The backprojection (i.e. Step 2 in Algorithms 1-3) is the most time consuming part of the filtered backprojection algorithm. The filtering or convolution step (Step 1 in Algorithms 1-3) requires in principle the same number of operations, but this can easily be reduced drastically either by cutting off the filter or by using the fast Fourier transform (FFT).

The backprojection consists is the evaluation of the sums

on a grid. This is the simplest case of Algorithm 1, the resolution of the image being adjusted to the number of views *p* according to the sampling theorem. Nilsson
(1997) suggested a devide and conquer strategy for doing this with O operations, as opposed to the O operations of a direct evaluation. Suppose .

**Step 1:** For compute

Since is constant along the lines it suffices to compute at *2p* points *x*. We need operations.

**Step 2:** For compute

Since , are constant along the lines , , respectively, is almost constant along the lines where .
Hence it suffices to compute only for a few, say 2, points on each of those lines.
This means that we have to evaluate at *4p* points, requiring operations.

**Step 3:** For compute

With the same reasoning as in step 1 and 2 we find that it suffices to compute for only for *8p* points, requiring operations.

Proceeding in this fashion we arrive in step *m* at the approximation to *f*,
which has to be evaluated at points. Hence the number of operations in step 1 to *m*
is

and this is O . Of course this derivation is heuristic, and we simply ignored the necessary interpolations and approximations.
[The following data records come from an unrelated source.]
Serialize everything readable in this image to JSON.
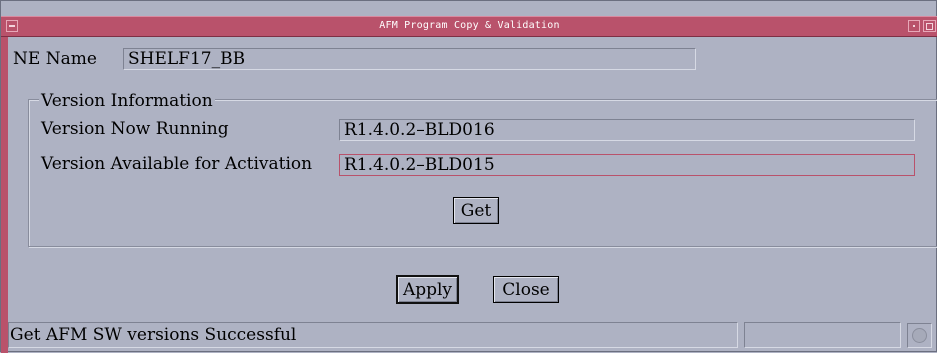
{
  "window": {
    "title": "AFM Program Copy & Validation",
    "title_bar_color": "#b9526b",
    "background_color": "#aeb2c3"
  },
  "ne": {
    "label": "NE Name",
    "value": "SHELF17_BB"
  },
  "version_group": {
    "legend": "Version Information",
    "running_label": "Version Now Running",
    "running_value": "R1.4.0.2–BLD016",
    "available_label": "Version Available for Activation",
    "available_value": "R1.4.0.2–BLD015",
    "get_label": "Get"
  },
  "actions": {
    "apply_label": "Apply",
    "close_label": "Close"
  },
  "status": {
    "message": "Get AFM SW versions Successful",
    "indicator_icon": "status-light-icon"
  }
}
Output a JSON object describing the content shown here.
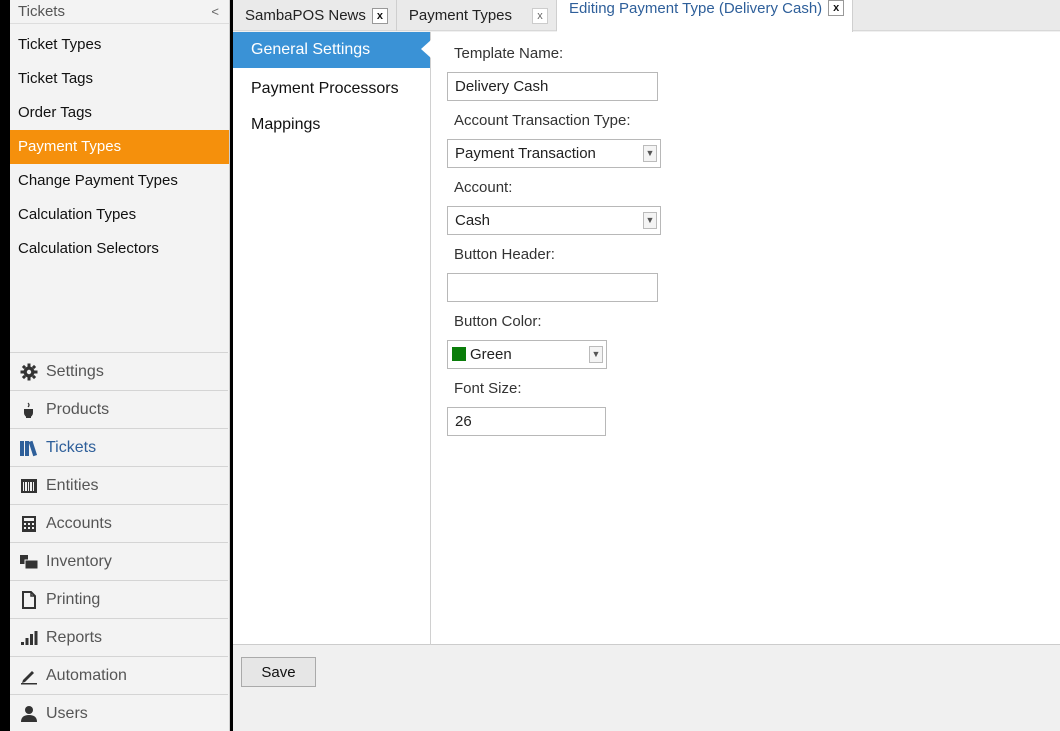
{
  "sidebar": {
    "header": "Tickets",
    "collapse_glyph": "<",
    "items": [
      {
        "label": "Ticket Types"
      },
      {
        "label": "Ticket Tags"
      },
      {
        "label": "Order Tags"
      },
      {
        "label": "Payment Types",
        "active": true
      },
      {
        "label": "Change Payment Types"
      },
      {
        "label": "Calculation Types"
      },
      {
        "label": "Calculation Selectors"
      }
    ],
    "nav": [
      {
        "label": "Settings",
        "icon": "gear-icon"
      },
      {
        "label": "Products",
        "icon": "coffee-cup-icon"
      },
      {
        "label": "Tickets",
        "icon": "books-icon",
        "active": true
      },
      {
        "label": "Entities",
        "icon": "barcode-icon"
      },
      {
        "label": "Accounts",
        "icon": "calculator-icon"
      },
      {
        "label": "Inventory",
        "icon": "boxes-icon"
      },
      {
        "label": "Printing",
        "icon": "document-icon"
      },
      {
        "label": "Reports",
        "icon": "bar-chart-icon"
      },
      {
        "label": "Automation",
        "icon": "pencil-icon"
      },
      {
        "label": "Users",
        "icon": "user-icon"
      }
    ]
  },
  "tabs": [
    {
      "label": "SambaPOS News"
    },
    {
      "label": "Payment Types"
    },
    {
      "label": "Editing Payment Type (Delivery Cash)",
      "active": true
    }
  ],
  "tab_close_glyph": "x",
  "subnav": [
    {
      "label": "General Settings",
      "active": true
    },
    {
      "label": "Payment Processors"
    },
    {
      "label": "Mappings"
    }
  ],
  "form": {
    "template_name_label": "Template Name:",
    "template_name_value": "Delivery Cash",
    "account_transaction_type_label": "Account Transaction Type:",
    "account_transaction_type_value": "Payment Transaction",
    "account_label": "Account:",
    "account_value": "Cash",
    "button_header_label": "Button Header:",
    "button_header_value": "",
    "button_color_label": "Button Color:",
    "button_color_value": "Green",
    "button_color_hex": "#0a7d0a",
    "font_size_label": "Font Size:",
    "font_size_value": "26"
  },
  "save_label": "Save",
  "colors": {
    "active_sidebar": "#f5900c",
    "active_subnav": "#3a92d6",
    "active_tab_text": "#2e5f9a"
  }
}
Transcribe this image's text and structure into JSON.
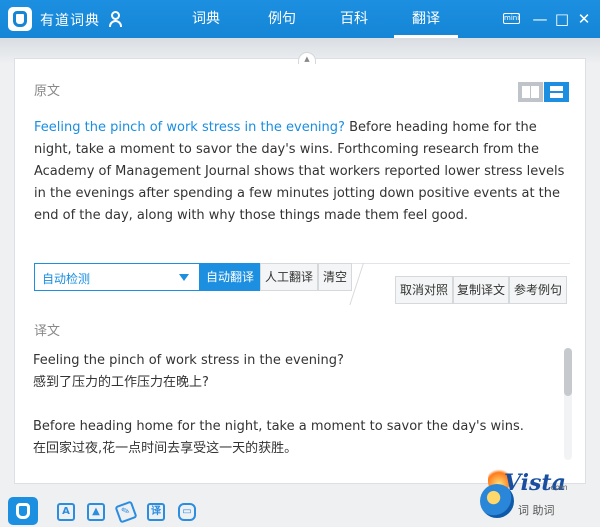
{
  "app": {
    "title": "有道词典"
  },
  "nav": {
    "tabs": [
      {
        "label": "词典",
        "active": false
      },
      {
        "label": "例句",
        "active": false
      },
      {
        "label": "百科",
        "active": false
      },
      {
        "label": "翻译",
        "active": true
      }
    ]
  },
  "window_controls": {
    "mini_label": "mini",
    "minimize": "—",
    "restore": "□",
    "close": "✕"
  },
  "source": {
    "label": "原文",
    "highlight": "Feeling the pinch of work stress in the evening?",
    "rest": " Before heading home for the night, take a moment to savor the day's wins. Forthcoming research from the Academy of Management Journal shows that workers reported lower stress levels in the evenings after spending a few minutes jotting down positive events at the end of the day, along with why those things made them feel good."
  },
  "toolbar": {
    "language_select": "自动检测",
    "auto_translate": "自动翻译",
    "human_translate": "人工翻译",
    "clear": "清空",
    "cancel_compare": "取消对照",
    "copy_translation": "复制译文",
    "reference_examples": "参考例句"
  },
  "translation": {
    "label": "译文",
    "pairs": [
      {
        "en": "Feeling the pinch of work stress in the evening?",
        "zh": "感到了压力的工作压力在晚上?"
      },
      {
        "en": "Before heading home for the night, take a moment to savor the day's wins.",
        "zh": "在回家过夜,花一点时间去享受这一天的获胜。"
      }
    ]
  },
  "bottom_icons": [
    "text-translate-icon",
    "image-translate-icon",
    "paint-icon",
    "translate-icon",
    "chat-icon"
  ],
  "watermark": {
    "text": "Vista",
    "domain": ".com",
    "subtitle": "词    助词"
  },
  "colors": {
    "accent": "#1d8fe0",
    "highlight_text": "#1a8ee0"
  }
}
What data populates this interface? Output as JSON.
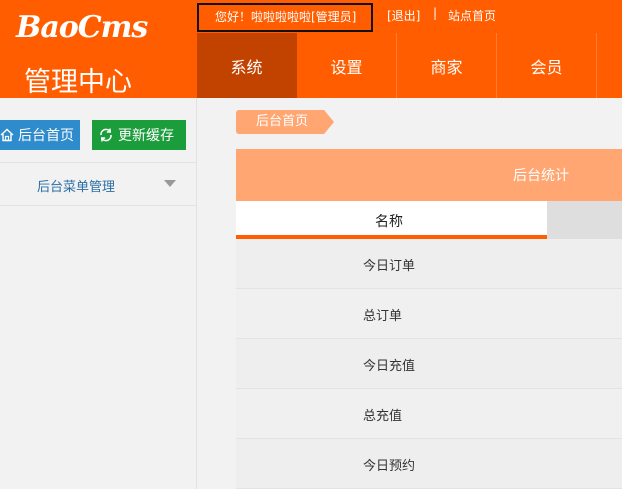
{
  "app": {
    "logo": "BaoCms",
    "subtitle": "管理中心"
  },
  "topbar": {
    "greeting": "您好！啦啦啦啦啦[管理员]",
    "logout": "[退出]",
    "separator": "|",
    "site_home": "站点首页"
  },
  "nav": {
    "items": [
      {
        "label": "系统",
        "active": true
      },
      {
        "label": "设置"
      },
      {
        "label": "商家"
      },
      {
        "label": "会员"
      }
    ]
  },
  "sidebar": {
    "home_button": "后台首页",
    "cache_button": "更新缓存",
    "menu_label": "后台菜单管理"
  },
  "breadcrumb": {
    "home": "后台首页"
  },
  "panel": {
    "title": "后台统计",
    "column_name": "名称",
    "rows": [
      "今日订单",
      "总订单",
      "今日充值",
      "总充值",
      "今日预约"
    ]
  },
  "colors": {
    "brand": "#ff5d00",
    "nav_active": "#c24200",
    "accent_light": "#ffa672",
    "btn_blue": "#2e8bcc",
    "btn_green": "#1b9d3b"
  }
}
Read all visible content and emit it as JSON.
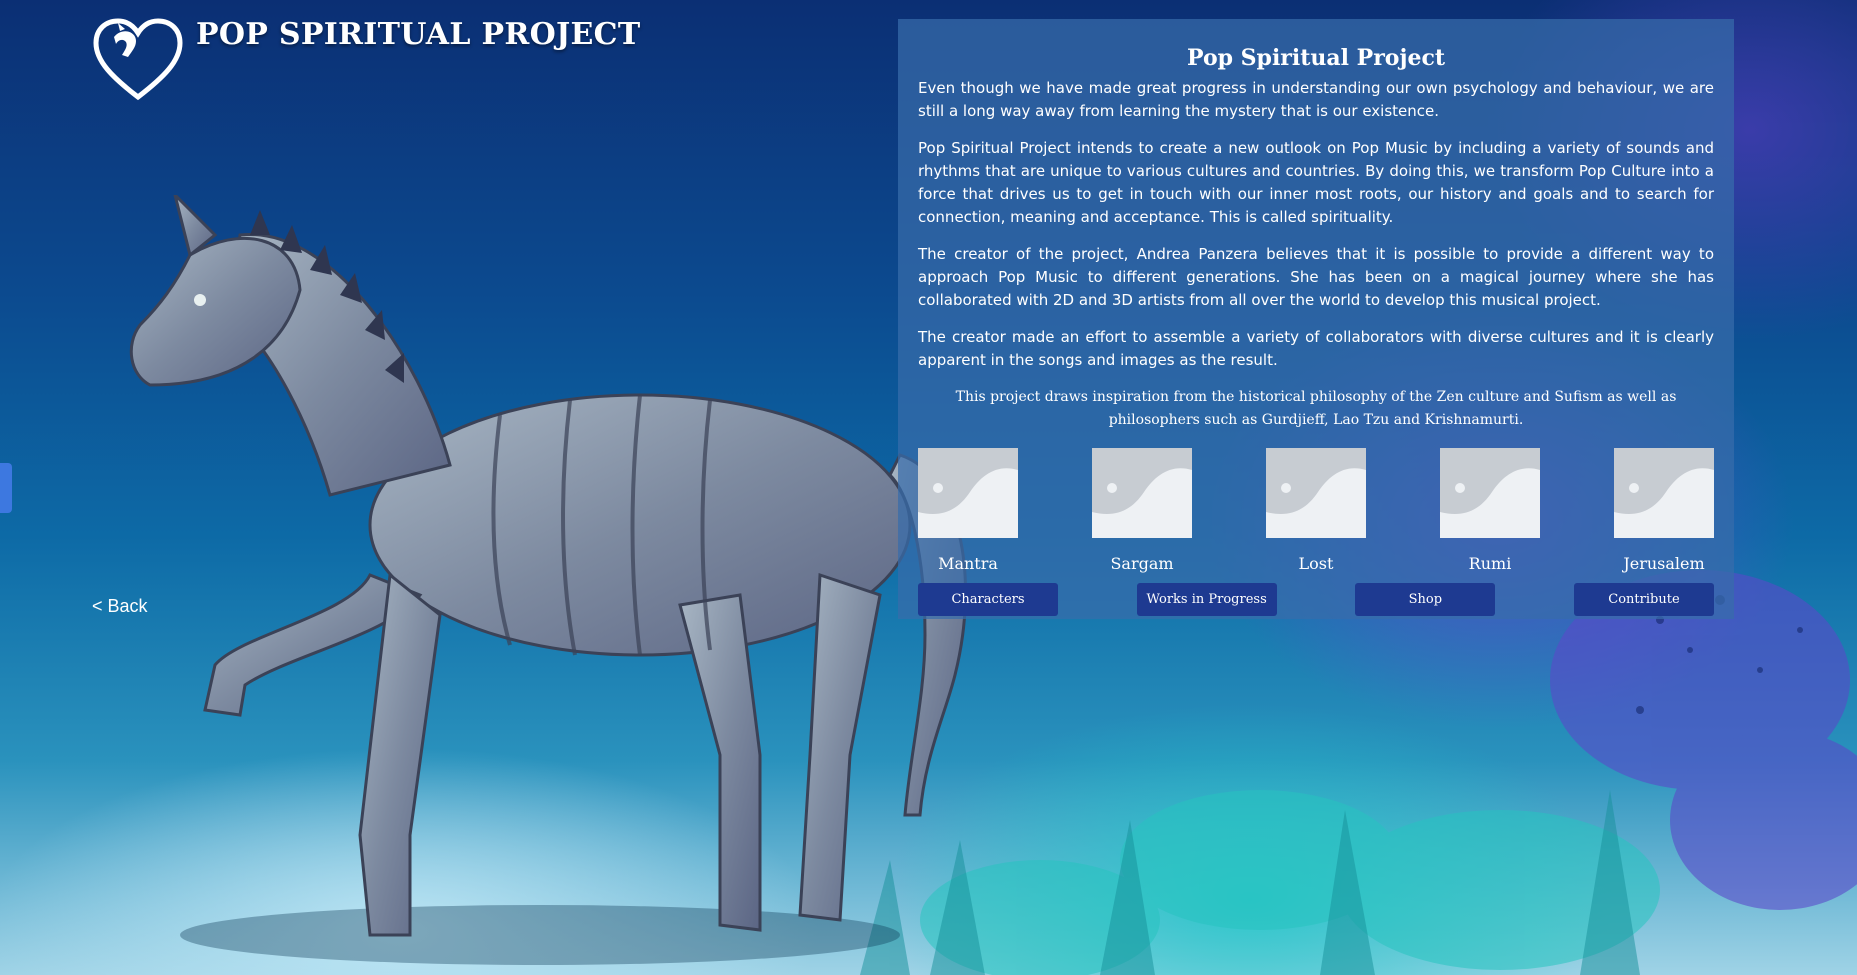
{
  "header": {
    "site_title": "POP SPIRITUAL PROJECT",
    "logo_icon": "heart-horse-logo-icon"
  },
  "navigation": {
    "back_label": "< Back"
  },
  "panel": {
    "title": "Pop Spiritual Project",
    "paragraphs": [
      "Even though we have made great progress in understanding our own psychology and behaviour, we are still a long way away from learning the mystery that is our existence.",
      "Pop Spiritual Project intends to create a new outlook on Pop Music by including a variety of sounds and rhythms that are unique to various cultures and countries. By doing this, we transform Pop Culture into a force that drives us to get in touch with our inner most roots, our history and goals and to search for connection, meaning and acceptance. This is called spirituality.",
      "The creator of the project, Andrea Panzera believes that it is possible to provide a different way to approach Pop Music to different generations. She has been on a magical journey where she has collaborated with 2D and 3D artists from all over the world to develop this musical project.",
      "The creator made an effort to assemble a variety of collaborators with diverse cultures and it is clearly apparent in the songs and images as the result."
    ],
    "quote": "This project draws inspiration from the historical philosophy of the Zen culture and Sufism as well as philosophers such as Gurdjieff, Lao Tzu and Krishnamurti.",
    "songs": [
      {
        "label": "Mantra",
        "icon": "image-placeholder-icon"
      },
      {
        "label": "Sargam",
        "icon": "image-placeholder-icon"
      },
      {
        "label": "Lost",
        "icon": "image-placeholder-icon"
      },
      {
        "label": "Rumi",
        "icon": "image-placeholder-icon"
      },
      {
        "label": "Jerusalem",
        "icon": "image-placeholder-icon"
      }
    ],
    "buttons": {
      "characters": "Characters",
      "works_in_progress": "Works in Progress",
      "shop": "Shop",
      "contribute": "Contribute"
    }
  },
  "colors": {
    "panel_background": "#376caa",
    "button_background": "#1e3a91",
    "side_tab": "#3d78e0"
  }
}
But practical experience demonstrates that such an algorithm can be made work.

Thu Sep 10 10:51:17 MET DST 1998